** INPUT DATA follows **

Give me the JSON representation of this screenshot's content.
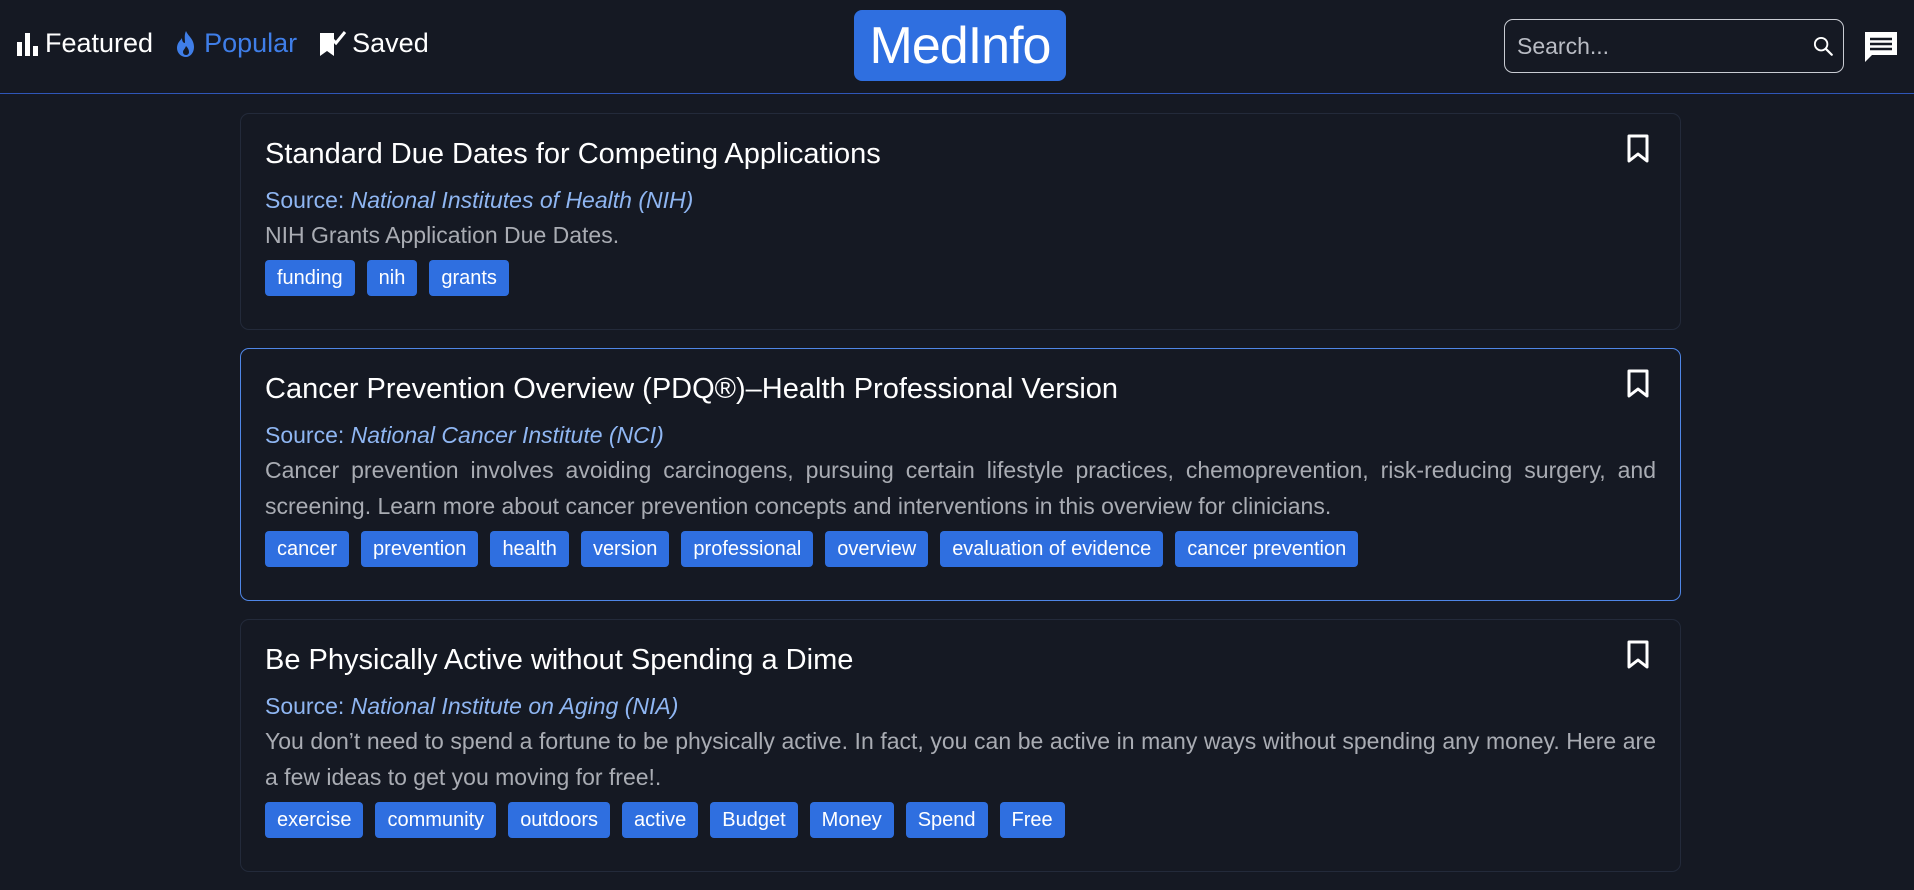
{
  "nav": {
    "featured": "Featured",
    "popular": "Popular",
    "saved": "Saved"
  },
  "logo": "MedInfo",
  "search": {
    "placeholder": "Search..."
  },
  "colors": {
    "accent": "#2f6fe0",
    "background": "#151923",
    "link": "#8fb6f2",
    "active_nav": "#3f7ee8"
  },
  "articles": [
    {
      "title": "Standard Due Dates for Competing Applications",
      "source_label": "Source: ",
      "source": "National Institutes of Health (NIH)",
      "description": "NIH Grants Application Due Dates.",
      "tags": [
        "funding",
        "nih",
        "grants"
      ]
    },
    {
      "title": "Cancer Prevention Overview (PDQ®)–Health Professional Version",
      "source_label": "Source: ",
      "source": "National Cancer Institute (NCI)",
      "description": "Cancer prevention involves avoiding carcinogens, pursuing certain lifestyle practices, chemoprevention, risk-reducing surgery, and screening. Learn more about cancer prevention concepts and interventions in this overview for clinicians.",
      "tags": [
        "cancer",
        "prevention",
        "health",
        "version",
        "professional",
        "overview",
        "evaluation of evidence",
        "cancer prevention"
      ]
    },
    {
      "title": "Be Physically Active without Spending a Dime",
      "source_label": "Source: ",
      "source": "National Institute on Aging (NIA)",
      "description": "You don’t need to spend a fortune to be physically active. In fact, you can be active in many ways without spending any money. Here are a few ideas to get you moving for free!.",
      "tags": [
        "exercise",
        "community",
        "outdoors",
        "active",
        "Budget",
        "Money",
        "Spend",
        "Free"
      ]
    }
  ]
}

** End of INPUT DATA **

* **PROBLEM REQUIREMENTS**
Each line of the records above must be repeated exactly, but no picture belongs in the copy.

* **ANSWER AREA**
Give me the JSON representation of this screenshot's content.
{
  "nav": {
    "featured": "Featured",
    "popular": "Popular",
    "saved": "Saved"
  },
  "logo": "MedInfo",
  "search": {
    "placeholder": "Search..."
  },
  "colors": {
    "accent": "#2f6fe0",
    "background": "#151923",
    "link": "#8fb6f2",
    "active_nav": "#3f7ee8"
  },
  "articles": [
    {
      "title": "Standard Due Dates for Competing Applications",
      "source_label": "Source: ",
      "source": "National Institutes of Health (NIH)",
      "description": "NIH Grants Application Due Dates.",
      "tags": [
        "funding",
        "nih",
        "grants"
      ]
    },
    {
      "title": "Cancer Prevention Overview (PDQ®)–Health Professional Version",
      "source_label": "Source: ",
      "source": "National Cancer Institute (NCI)",
      "description": "Cancer prevention involves avoiding carcinogens, pursuing certain lifestyle practices, chemoprevention, risk-reducing surgery, and screening. Learn more about cancer prevention concepts and interventions in this overview for clinicians.",
      "tags": [
        "cancer",
        "prevention",
        "health",
        "version",
        "professional",
        "overview",
        "evaluation of evidence",
        "cancer prevention"
      ]
    },
    {
      "title": "Be Physically Active without Spending a Dime",
      "source_label": "Source: ",
      "source": "National Institute on Aging (NIA)",
      "description": "You don’t need to spend a fortune to be physically active. In fact, you can be active in many ways without spending any money. Here are a few ideas to get you moving for free!.",
      "tags": [
        "exercise",
        "community",
        "outdoors",
        "active",
        "Budget",
        "Money",
        "Spend",
        "Free"
      ]
    }
  ]
}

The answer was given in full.